A PRACTICAL GUIDE that shows
maintenance and construction electricians how to successfully
repair commercial and industrial electrical equipment
Troubleshooting and Repairing Commercial Electrical
Equipment is the first work that offers a practical
approach to diagnosing and repairing commercial/industrial
electrical equipment – covering everything from motors,
computers, elevators, and fire alarm systems to heavy-duty ovens
and audio equipment.
If you are a licensed construction or maintenance electrician
who repairs malfunctioning industrial electrical equipment, this
one-of-a-kind guide can help you become more competent in your
Inside you'll find ways to become faster, more efficient, and
able to achieve a much higher success rate in restoring large
electrical equipment without damaging it, introducing an
additional defect, or creating a hazard.
This invaluable resource also includes information for those
seeking licensing and certification, as well as different
measures that should be taken to ensure that a UL or other
agency listing is not voided.
- Presents a new system of diagnostics based on
the difficulty of each procedure and the probability
of its success
- Emphasizes a practical approach to ensure that
equipment is fixed properly
- Uses a blend of basic electrical theory and
sophisticated mathematical equations that both
experienced technicians and apprentices can learn
- Includes separate chapters on elevators, fire
alarm systems, motors, large
scale stereo equipment, and industrial
- Discusses related licensing and certification as
they pertain to troubleshooting and repair
- Written by a Master Electrician with more than
35 years of experience
Commercial and Industrial Wiring
Electrical Power Distribution Systems
Audio and Video Equipment
Computer Troubleshooting and Repair
Understanding Ethernet and Learning to
Create a Simple Network
Satellite Dishes for Communication
Fire Alarm Systems
Troubleshooting Refrigeration Equipment
Solar and Wind Power
What Lies Ahead?
David Herres is the owner and operator of a residential
and commercial construction company.

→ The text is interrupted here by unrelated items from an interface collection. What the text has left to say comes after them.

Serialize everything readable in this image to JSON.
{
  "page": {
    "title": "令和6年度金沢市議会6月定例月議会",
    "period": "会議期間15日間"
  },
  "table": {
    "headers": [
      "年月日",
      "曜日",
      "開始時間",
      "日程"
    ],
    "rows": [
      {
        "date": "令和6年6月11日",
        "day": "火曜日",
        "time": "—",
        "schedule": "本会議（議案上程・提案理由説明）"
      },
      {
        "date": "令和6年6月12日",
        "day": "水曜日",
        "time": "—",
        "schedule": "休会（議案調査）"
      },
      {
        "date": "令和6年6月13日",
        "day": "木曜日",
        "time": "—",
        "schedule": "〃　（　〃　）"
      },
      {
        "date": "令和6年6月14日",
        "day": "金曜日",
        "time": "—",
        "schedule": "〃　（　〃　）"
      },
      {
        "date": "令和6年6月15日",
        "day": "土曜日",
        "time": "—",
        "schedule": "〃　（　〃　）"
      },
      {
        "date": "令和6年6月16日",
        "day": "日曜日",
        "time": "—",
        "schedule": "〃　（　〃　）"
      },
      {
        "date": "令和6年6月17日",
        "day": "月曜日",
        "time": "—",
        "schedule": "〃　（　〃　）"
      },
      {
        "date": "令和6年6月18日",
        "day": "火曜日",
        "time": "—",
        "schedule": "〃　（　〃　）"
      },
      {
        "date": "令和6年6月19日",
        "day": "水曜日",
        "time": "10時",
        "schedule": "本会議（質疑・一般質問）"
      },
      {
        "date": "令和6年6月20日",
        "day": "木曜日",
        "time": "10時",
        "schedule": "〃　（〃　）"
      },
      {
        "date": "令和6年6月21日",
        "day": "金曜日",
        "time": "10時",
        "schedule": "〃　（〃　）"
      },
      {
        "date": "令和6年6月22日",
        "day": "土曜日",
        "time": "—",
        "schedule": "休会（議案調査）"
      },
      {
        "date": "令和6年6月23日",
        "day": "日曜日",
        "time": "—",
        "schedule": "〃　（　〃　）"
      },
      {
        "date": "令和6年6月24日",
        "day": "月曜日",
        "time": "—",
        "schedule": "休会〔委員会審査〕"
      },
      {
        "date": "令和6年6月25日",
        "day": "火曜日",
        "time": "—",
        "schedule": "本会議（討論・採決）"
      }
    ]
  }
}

He obtained a Journeyman
Electrician’s License in 1975, and has certificates in welding and
wetland delineation, along with experience with elevators.
Beginning in 2001, Mr. Herres has focused primarily on
electrical work, upgrading his license to Master status. He is
the author of 2011
National Electrical Code Chapter-By-Chapter.
The author of an article for Electrical, Construction, and
Maintenance on complimentary wiring methods, Mr. Herres has
written nearly 70 articles on electrical and telecom wiring.